TASK TO COMPLETE.
Before you return the lines below, strip out any images and keep every word as written.

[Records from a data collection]
┄┄┄┄┄┄

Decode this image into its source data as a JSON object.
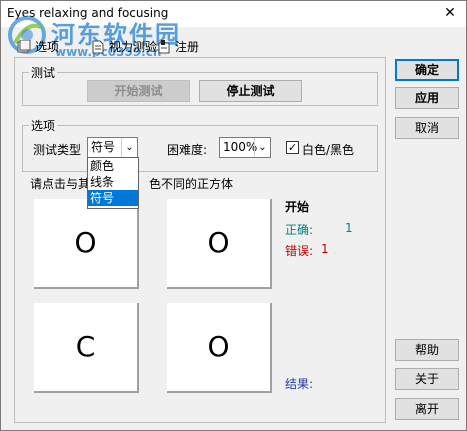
{
  "window": {
    "title": "Eyes relaxing and focusing",
    "close_glyph": "✕"
  },
  "watermark": {
    "site_name": "河东软件园",
    "url": "www.pc0359.cn"
  },
  "tabs": [
    {
      "label": "选项"
    },
    {
      "label": "视力测验"
    },
    {
      "label": "注册"
    }
  ],
  "test_group": {
    "legend": "测试",
    "start_button": "开始测试",
    "stop_button": "停止测试"
  },
  "options_group": {
    "legend": "选项",
    "test_type_label": "测试类型",
    "test_type_value": "符号",
    "difficulty_label": "困难度:",
    "difficulty_value": "100%",
    "bw_checkbox_label": "白色/黑色",
    "bw_checked": true,
    "dropdown_options": [
      "颜色",
      "线条",
      "符号"
    ],
    "dropdown_selected_index": 2
  },
  "game": {
    "instruction_left": "请点击与其",
    "instruction_right": "色不同的正方体",
    "squares": [
      "O",
      "O",
      "C",
      "O"
    ],
    "start_label": "开始",
    "correct_label": "正确:",
    "correct_value": "1",
    "wrong_label": "错误:",
    "wrong_value": "1",
    "result_label": "结果:",
    "colors": {
      "correct": "#008080",
      "wrong": "#c00000",
      "result": "#1f3ea8",
      "accent": "#0078d7"
    }
  },
  "side_buttons": {
    "ok": "确定",
    "apply": "应用",
    "cancel": "取消",
    "help": "帮助",
    "about": "关于",
    "exit": "离开"
  }
}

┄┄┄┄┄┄

EXERCISE RESPONSE.
Decode this image into its source data as a JSON object.
{
  "window": {
    "title": "Eyes relaxing and focusing",
    "close_glyph": "✕"
  },
  "watermark": {
    "site_name": "河东软件园",
    "url": "www.pc0359.cn"
  },
  "tabs": [
    {
      "label": "选项"
    },
    {
      "label": "视力测验"
    },
    {
      "label": "注册"
    }
  ],
  "test_group": {
    "legend": "测试",
    "start_button": "开始测试",
    "stop_button": "停止测试"
  },
  "options_group": {
    "legend": "选项",
    "test_type_label": "测试类型",
    "test_type_value": "符号",
    "difficulty_label": "困难度:",
    "difficulty_value": "100%",
    "bw_checkbox_label": "白色/黑色",
    "bw_checked": true,
    "dropdown_options": [
      "颜色",
      "线条",
      "符号"
    ],
    "dropdown_selected_index": 2
  },
  "game": {
    "instruction_left": "请点击与其",
    "instruction_right": "色不同的正方体",
    "squares": [
      "O",
      "O",
      "C",
      "O"
    ],
    "start_label": "开始",
    "correct_label": "正确:",
    "correct_value": "1",
    "wrong_label": "错误:",
    "wrong_value": "1",
    "result_label": "结果:",
    "colors": {
      "correct": "#008080",
      "wrong": "#c00000",
      "result": "#1f3ea8",
      "accent": "#0078d7"
    }
  },
  "side_buttons": {
    "ok": "确定",
    "apply": "应用",
    "cancel": "取消",
    "help": "帮助",
    "about": "关于",
    "exit": "离开"
  }
}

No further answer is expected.